##### Extracted material
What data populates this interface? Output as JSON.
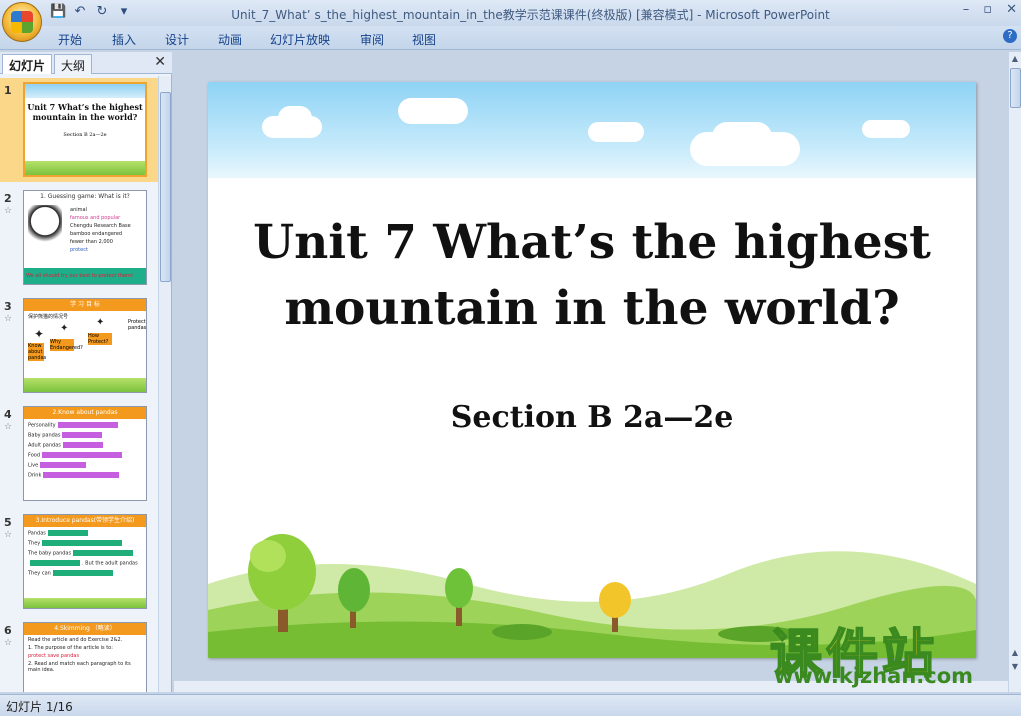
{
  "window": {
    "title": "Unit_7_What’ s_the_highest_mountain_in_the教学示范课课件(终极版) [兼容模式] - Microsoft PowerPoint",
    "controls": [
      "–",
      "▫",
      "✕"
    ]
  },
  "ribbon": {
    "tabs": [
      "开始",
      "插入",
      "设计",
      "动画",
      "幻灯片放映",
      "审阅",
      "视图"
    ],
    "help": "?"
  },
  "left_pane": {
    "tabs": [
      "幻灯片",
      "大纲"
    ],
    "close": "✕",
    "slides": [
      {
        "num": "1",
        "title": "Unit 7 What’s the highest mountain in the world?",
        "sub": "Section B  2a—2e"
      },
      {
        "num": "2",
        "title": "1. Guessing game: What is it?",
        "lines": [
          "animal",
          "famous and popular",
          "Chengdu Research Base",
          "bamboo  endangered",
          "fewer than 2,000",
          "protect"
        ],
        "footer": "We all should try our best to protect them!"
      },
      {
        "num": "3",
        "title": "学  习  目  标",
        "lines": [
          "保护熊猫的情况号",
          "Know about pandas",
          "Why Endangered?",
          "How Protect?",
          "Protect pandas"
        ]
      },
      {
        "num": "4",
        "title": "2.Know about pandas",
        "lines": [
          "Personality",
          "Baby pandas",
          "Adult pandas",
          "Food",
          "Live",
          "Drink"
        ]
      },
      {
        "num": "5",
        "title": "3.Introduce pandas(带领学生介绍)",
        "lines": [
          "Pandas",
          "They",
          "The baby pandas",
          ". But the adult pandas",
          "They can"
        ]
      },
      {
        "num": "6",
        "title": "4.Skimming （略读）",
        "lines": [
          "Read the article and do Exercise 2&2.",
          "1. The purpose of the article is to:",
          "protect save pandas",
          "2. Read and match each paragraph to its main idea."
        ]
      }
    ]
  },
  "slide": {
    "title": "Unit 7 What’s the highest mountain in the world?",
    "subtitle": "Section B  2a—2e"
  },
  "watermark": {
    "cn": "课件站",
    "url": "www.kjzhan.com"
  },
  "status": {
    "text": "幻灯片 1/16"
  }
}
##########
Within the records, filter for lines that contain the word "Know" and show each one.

          "Know about pandas",
        "title": "2.Know about pandas",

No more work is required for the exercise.